Anyway, I purchased a blonde doll at one of the doll shows that I attended back in the mid-1980’s.  I payed $65. for her, and she didn’t even have an original outfit or anything.  It took me a long time to even find shoes for her.  I wanted a brunette too, but I couldn’t find one that was in my price range, so I eventually gave up. 

Several years ago I saw some new Betsy McCall dolls in a store, and I just about went crazy!  I wanted one so badly, but they were pretty expensive.  So one year, for my birthday, I conviced my husband to let me buy one.  There was a cute little doll store out in Beaverton, Oregon that I found on the internet.  Sadly, it no longer exists.  But, my kids and I went for a ride and got me my brunette Betsy McCall doll!

She came with a little camisole, socks and shoes.  That was it!  The clothes were $25. or more per outfit!  So, this is what I did.  I got a pattern from JoAnn fabrics, and then I bought two different colors of fabric, and I made my two dolls matching outfits!  I really enjoyed doing it and I think they look fantastic!  See what you think.  

Betsy and Betsy

  I think I will always prefer the Betsy of the 60’s, but I have to admit, they’re both pretty cute.   Here’s a close-up of their sweet faces.  Eat your heart out Barbie!

Two sweet Betsys



Danielle is here!


I’ve been working on making a new doll pattern (still in editing stage).  This doll is my representation of a little girl that was one of the flower girls at my nieces wedding.  I so fell in love with the look of that little girl, that I decided, then and there, that I was going to make a doll of her.  So, this is it!

Meet Danielle! 

Danielle the flower girl

Since I am planning to send this doll to my niece as a gift, I naturally had to make a second one to sell.  The second one came out slightly larger, but still basically the same doll.  I used some synthetic doll hair, that I purchased from JoAnn’s, and I used some daisy trim on the dress.  I embroidered french knots in the center of each flower to make it more like the orginal dress, and to add some color and dimension. 

Danielle and her twin

I will eventually publish the pattern once I am sure I’ve worked out all the kinks.  I hope you enjoy my new creation!

Button Dolls


My version of the Button Doll

When my daughter was in middle school our Girl Scout troop went to The End Of The Oregon Trail Museum.  We spent the night camping on the grounds, and we got to tour the museum.  It was a lot of fun.  The only thing that really bothered me was the freight trains that ran through the town ALL-NIGHT-LONG.  It seemed as though I had set my tent up right on top of the train tracks.  Anyway, I digress.

When we were in the museum they showed us the wagons that the pioneers used and talked about the kinds and amounts of things they had to take with them as they traveled across our country.  One of the things that I was particularly interested in was a handmade doll, called a button doll. 

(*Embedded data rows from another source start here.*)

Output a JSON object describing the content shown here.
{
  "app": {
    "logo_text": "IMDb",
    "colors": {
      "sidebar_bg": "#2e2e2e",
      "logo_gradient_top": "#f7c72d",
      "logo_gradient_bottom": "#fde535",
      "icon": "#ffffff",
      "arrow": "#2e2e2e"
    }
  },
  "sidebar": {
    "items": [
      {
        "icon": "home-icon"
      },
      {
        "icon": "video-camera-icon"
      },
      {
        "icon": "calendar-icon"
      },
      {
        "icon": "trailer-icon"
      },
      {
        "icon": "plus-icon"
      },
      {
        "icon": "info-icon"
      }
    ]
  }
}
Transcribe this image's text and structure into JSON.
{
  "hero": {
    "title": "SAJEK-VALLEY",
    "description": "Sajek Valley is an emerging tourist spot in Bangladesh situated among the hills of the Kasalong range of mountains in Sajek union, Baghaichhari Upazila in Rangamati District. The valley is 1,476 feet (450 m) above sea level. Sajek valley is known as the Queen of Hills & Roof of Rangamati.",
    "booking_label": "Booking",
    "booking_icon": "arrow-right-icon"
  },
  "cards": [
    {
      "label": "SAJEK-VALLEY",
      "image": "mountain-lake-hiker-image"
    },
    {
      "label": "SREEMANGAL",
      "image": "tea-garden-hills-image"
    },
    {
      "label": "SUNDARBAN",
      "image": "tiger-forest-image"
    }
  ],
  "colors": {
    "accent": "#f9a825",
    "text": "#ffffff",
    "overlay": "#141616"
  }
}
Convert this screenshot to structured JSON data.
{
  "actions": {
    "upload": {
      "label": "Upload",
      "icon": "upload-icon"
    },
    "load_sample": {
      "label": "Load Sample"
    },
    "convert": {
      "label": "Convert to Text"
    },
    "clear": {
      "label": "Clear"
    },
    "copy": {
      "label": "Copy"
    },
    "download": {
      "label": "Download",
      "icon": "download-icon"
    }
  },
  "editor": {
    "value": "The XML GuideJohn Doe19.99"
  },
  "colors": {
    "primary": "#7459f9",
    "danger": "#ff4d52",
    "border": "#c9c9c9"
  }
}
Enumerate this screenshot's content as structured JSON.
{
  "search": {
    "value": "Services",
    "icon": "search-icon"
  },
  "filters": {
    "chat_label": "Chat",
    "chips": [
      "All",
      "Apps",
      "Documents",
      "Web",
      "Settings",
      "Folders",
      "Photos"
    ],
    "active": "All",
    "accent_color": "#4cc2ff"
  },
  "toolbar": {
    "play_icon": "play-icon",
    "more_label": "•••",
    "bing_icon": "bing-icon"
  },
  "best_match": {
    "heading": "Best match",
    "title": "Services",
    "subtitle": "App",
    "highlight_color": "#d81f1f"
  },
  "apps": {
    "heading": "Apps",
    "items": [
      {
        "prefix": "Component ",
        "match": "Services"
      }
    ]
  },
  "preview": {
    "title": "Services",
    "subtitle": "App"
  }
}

Now this doll was not really very attractive, but you could tell that it was made with things that a mother might have on hand and it was also practical.  The doll’s head and body were made from flour sacks or other rough cloth.  The doll’s clothing was made also from flour sacks or from old clothing that may have been discarded.  But the doll’s arms and legs were made up of strings of buttons!  The buttons were salvaged any time a piece of clothing was discarded or sent to the rag bin, and they were used to replace lost buttons, or when a new piece of clothing was made and required buttons.  At this point the mother would just borrow back the doll and remove however many buttons she needed, then she would re-string the doll’s arm or leg and return the doll to her child.  Isn’t that a wonderful idea?

Needless to say I was enthralled by the idea.  I bought a modern doll from the museum’s gift shop (see photo below),  

Raggedy Ann Button Doll from the Museum Store

but then I decided to try to make my own.  So my daughter and I bought a bunch of buttons and stuff from JoAnn’s and got busy.  We made a lot of dolls and sold them at a local toy store, and St. Agatha’s Holiday Bazaar.  We also gave many away as gifts.  We also taught a class on how to make them at Sellwood Middle School.  I think you can see why we liked them so much.